Gold Boy, Emerald Girl: Stories (Paperback)
In these spellbinding stories, Yiyun Li, a Hemingway Foundation/PEN Award winner, a MacArthur Fellow, and one of The New Yorker’s top 20 fiction writers under 40, gives us exquisite stories in which politics and folklore magnificently illuminate the human condition. A professor introduces her middle-aged son to a favorite student, unaware of the student’s true affections. A lifelong bachelor finds kinship with a man wrongly accused of an indiscretion. Six women establish a private investigating agency to battle extramarital affairs in Beijing. Written in lyrical prose and with stunning honesty, Gold Boy, Emerald Girl introduces us to worlds strange and familiar, creating a mesmerizing and vibrant landscape of life.
About the Author
Yiyun Li is the author of six works of fiction—Must I Go, Where Reasons End, Kinder Than Solitude, A Thousand Years of Good Prayers, The Vagrants, and Gold Boy, Emerald Girl—and the memoir Dear Friend, from My Life I Write to You in Your Life. She is the recipient of many awards, including a PEN/Hemingway Award, a PEN/Jean Stein Book Award, a MacArthur Foundation fellowship, and a Windham-Campbell Prize, and was featured in The New Yorker’s 20 Under 40 fiction issue. Her work has appeared in The New Yorker, A Public Space, The Best American Short Stories, and The O. Henry Prize Stories, among other publications. She teaches at Princeton University and lives in Princeton, New Jersey.

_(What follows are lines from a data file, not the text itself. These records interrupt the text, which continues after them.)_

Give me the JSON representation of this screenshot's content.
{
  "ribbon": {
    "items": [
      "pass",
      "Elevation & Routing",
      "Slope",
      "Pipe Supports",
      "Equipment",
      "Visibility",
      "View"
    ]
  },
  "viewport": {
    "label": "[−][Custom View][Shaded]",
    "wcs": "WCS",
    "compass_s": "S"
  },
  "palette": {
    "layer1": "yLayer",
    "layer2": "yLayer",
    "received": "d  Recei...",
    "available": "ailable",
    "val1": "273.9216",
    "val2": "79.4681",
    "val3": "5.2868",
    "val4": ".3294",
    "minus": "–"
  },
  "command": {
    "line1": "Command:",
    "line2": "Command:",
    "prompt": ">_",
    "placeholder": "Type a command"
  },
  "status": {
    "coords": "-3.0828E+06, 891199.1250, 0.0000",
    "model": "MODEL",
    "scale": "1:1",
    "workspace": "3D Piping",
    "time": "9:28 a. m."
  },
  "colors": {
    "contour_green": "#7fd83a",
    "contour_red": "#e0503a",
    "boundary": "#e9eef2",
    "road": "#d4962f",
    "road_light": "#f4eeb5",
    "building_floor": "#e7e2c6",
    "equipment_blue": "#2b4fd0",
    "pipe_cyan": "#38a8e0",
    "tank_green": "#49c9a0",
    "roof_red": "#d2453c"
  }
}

“[Resonates] with emotion . . . Gold Boy, Emerald Girl is an example of the treasure an artist can fashion from the raw materials of ordinary existence.”—Francine Prose, The New York Times Book Review
“A moving and unforgettable experience . . . Yiyun Li’s characters, like the stories they inhabit, often seem at first glance quiet, modest and unassuming. [But] there is considerable drama hidden beneath the placid surfaces they present to the world.”—The Washington Post
“Yiyun Li is a marvel. . . . Her writing is lyrical, circular and finely etched, with an emotional impact that both satisfies and surprises.”—NPR
“Li has been called ‘China’s Chekhov,’ and it’s easy to see why: With their quiet authority, exquisite control, and illumination of those quicksilver moments on which entire lives pivot, [her] tales lodge in your rib cage long after you’ve finished reading.”—Marie Claire